_Materials provided:_
*** Begin section ***

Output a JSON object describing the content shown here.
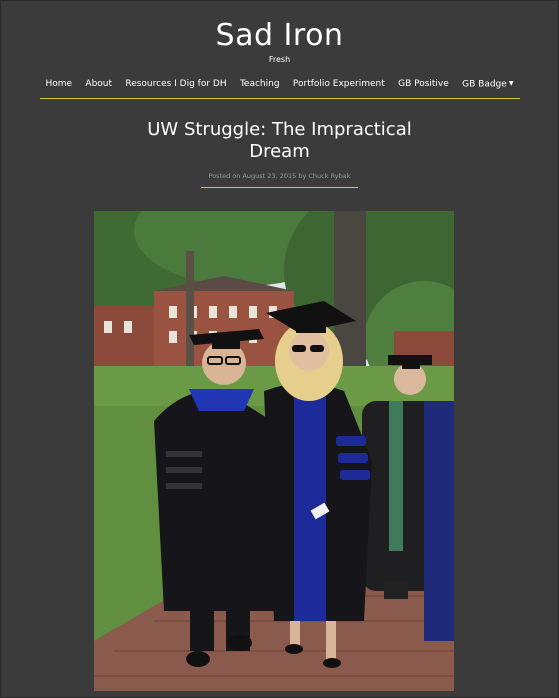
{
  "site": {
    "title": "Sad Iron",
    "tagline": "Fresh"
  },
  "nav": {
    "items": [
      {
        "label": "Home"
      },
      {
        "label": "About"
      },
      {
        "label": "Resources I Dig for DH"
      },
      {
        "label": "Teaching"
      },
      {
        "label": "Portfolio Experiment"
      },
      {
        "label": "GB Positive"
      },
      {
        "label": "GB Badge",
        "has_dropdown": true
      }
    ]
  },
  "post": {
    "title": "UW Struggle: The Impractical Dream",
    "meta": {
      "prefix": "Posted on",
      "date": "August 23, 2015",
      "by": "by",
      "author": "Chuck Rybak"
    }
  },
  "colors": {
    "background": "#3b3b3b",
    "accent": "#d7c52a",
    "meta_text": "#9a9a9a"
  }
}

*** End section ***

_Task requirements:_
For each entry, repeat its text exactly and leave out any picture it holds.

_Exercise response:_
Output a JSON object describing the content shown here.
{
  "site": {
    "title": "Sad Iron",
    "tagline": "Fresh"
  },
  "nav": {
    "items": [
      {
        "label": "Home"
      },
      {
        "label": "About"
      },
      {
        "label": "Resources I Dig for DH"
      },
      {
        "label": "Teaching"
      },
      {
        "label": "Portfolio Experiment"
      },
      {
        "label": "GB Positive"
      },
      {
        "label": "GB Badge",
        "has_dropdown": true
      }
    ]
  },
  "post": {
    "title": "UW Struggle: The Impractical Dream",
    "meta": {
      "prefix": "Posted on",
      "date": "August 23, 2015",
      "by": "by",
      "author": "Chuck Rybak"
    }
  },
  "colors": {
    "background": "#3b3b3b",
    "accent": "#d7c52a",
    "meta_text": "#9a9a9a"
  }
}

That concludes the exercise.